It has been 130 years since Andrew Carnegie wrote The Gospel of Wealth, an essay that is still considered a foundational document in the field of philanthropy. Now comes a new one, from Ford Foundation president Darren Walker. It is called From Generosity to Justice and urges philanthropists to work on the root causes rather than just the consequences of injustice. And it argues for companies to create a more inclusive model of capitalism.
How? Can it even be done? Are these no more than buzzy phrases for fuzzy concepts? In any case, don’t companies all too often nowadays use philanthropy as a form of public relations or advertising? In his book Winners Take All: The Elite Charade of Changing the World, Anand Giridharadas argues that many elite philanthropic initiatives seek to maintain the power structures they claim they want to fix. So, is “woke” capitalism, as it is called, nothing more than a hip way to be hypocritical? Corporate Social Responsibility — and the newer Environmental, Social and Governance factors in the investment process — does not seem to have had much impact thus far. Oxfam reported in January that globally, the 26 richest individuals control as much wealth as 3.8 billion of the poorest.
The first point to note is the significance of Mr Walker’s new gospel of wealth. Admittedly, he is not Carnegie, the Scottish-American industrialist who was worth the equivalent of $309 billion today, or more than the three richest Americans of 2018 combined — Jeff Bezos, Bill Gates, Warren Buffett. But Mr Walker leads one of the world’s wealthiest private foundations that is committed to the cause of social justice. And his intervention comes at a crucial moment. Around the world, there is a growing sense that capitalism is, to use the popular word, “broken”. By this, people mean that unrestrained capitalism is entrenching inequality among peoples and companies by allowing the perpetuation of advantages enjoyed by the richest individuals and businesses.
This is why economists are calling for a new balance between the market, state and civil society. In the US, parts of the political debate are skewing towards the outright vilification of rich people. Even a British newspaper that predominantly serves business titans, investment bankers, market-watchers and suchlike on either side of the Atlantic, recently called for a “reset” on capitalism. And that was right after the Business Roundtable, an association whose members are CEOs of major US companies, declared that firms should serve stakeholders as well as shareholders. Companies should look after the bottom line as well as customers, workers and the communities within which they work, and be environmentally friendly too, the BRT said.
It is being called stakeholder capitalism, an idea that seems to owe some of its notions of social justice to an allied concept — the “stakeholder economy” — unveiled by Tony Blair in Singapore in 1996. At the time, Mr Blair was campaigning to take his Labour party to victory in Britain’s impending election and he suggested that the way forward for a country suffering from the aftereffects of Thatcherite free-market license was “a stakeholder economy in which opportunity is available to all, advancement is through merit and from which no group or class is set apart or excluded. We need a country in which we acknowledge an obligation collectively to ensure each citizen gets a stake in it.”

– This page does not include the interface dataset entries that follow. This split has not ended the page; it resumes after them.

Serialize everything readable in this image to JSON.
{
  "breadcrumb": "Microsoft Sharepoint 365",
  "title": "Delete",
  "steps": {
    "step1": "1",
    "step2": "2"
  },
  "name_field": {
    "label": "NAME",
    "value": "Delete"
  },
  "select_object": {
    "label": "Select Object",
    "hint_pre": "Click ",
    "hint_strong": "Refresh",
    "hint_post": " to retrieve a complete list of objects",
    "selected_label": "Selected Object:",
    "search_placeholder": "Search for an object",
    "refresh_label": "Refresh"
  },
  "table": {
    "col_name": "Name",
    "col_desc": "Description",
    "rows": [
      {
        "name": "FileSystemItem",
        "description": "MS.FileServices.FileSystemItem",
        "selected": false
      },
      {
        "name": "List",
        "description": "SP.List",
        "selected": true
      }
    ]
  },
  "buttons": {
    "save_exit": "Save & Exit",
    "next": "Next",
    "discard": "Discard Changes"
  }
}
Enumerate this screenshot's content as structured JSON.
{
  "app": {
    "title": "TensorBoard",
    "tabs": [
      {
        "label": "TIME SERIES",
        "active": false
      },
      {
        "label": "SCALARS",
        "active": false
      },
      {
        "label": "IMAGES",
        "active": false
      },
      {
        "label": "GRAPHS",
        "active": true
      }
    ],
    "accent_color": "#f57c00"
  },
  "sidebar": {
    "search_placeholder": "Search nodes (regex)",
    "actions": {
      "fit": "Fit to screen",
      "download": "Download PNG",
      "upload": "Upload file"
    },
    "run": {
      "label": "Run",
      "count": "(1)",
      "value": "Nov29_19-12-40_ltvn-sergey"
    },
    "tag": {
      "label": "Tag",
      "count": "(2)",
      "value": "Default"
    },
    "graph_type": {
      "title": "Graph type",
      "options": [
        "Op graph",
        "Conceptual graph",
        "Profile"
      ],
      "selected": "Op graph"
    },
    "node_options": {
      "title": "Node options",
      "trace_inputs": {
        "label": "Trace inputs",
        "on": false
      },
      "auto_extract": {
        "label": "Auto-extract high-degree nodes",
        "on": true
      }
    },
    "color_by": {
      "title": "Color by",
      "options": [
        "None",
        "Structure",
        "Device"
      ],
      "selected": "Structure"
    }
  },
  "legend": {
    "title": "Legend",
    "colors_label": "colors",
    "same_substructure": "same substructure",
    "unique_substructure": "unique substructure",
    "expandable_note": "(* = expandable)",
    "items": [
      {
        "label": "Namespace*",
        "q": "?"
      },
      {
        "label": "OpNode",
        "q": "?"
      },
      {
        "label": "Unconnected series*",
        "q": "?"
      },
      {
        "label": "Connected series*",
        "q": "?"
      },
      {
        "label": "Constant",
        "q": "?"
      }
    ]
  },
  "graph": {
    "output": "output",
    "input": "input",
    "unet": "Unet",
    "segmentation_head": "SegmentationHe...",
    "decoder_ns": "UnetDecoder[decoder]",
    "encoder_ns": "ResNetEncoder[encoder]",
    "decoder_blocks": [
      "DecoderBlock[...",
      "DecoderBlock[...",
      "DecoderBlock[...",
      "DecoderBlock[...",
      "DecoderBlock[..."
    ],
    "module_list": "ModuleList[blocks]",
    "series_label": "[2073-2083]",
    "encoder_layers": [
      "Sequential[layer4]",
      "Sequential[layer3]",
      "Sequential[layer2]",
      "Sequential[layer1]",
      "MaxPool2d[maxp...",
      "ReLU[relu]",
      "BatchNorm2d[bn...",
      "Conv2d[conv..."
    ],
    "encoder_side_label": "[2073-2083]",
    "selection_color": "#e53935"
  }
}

In sum and substance, those are the basic aspirations advanced by Mr Walker’s new gospel of wealth when he calls for systemic reform to root out inequality and injustice. It is worth noting that unlike Carnegie and many other attempts to rewrite his “gospel”, Mr Walker does not appear to take a paternalistic view of the role of business.
Carnegie saw “the millionaire [as] but a trustee for the poor; intrusted for a season with a great part of the increased wealth of the community, but administering it for the community far better than it could or would have done for itself”. In other words, Carnegie thought a responsible business should do well and then do good. In 2013, John Fullerton, a former JP Morgan managing director and founder of the Capital Institute, which promotes a more just and sustainable way of life, argued that Carnegie’s document should be renamed “the Universal Purpose of Capital”. Mr Fullerton added that the purpose of capital should be acknowledged as follows: “To catalyse a shift to a regenerative economy that delivers shared prosperity and respects the biophysical boundaries of the planet.” In other words, a responsible business must set itself the purpose of doing good.
Mr Walker, by contrast, says “it is a mistake for philanthropy or business to supplant the role of government”. One way to read that statement is that business should do its job ethically and well — after all, as Mr Walker says “philanthropy wouldn’t exist without capitalism” — but it is for government to provide properly for the people’s welfare, including health, shelter, education and a liveable environment.
It seems to me that the best gospel of wealth would be for businesses to do good by doing well and paying their workers properly. It is also essential for business to pay sufficient tax in order for government to invest in public services. That is the way it is done in the Nordic countries where capitalism is flourishing as is the wider society.
The objective of philanthropy should be to make itself obsolete and this can only happen when business gets to do its own job within the parameters of the law, and governments have the resources to provide for people’s wellbeing.
Muddling the boundaries serves no one well.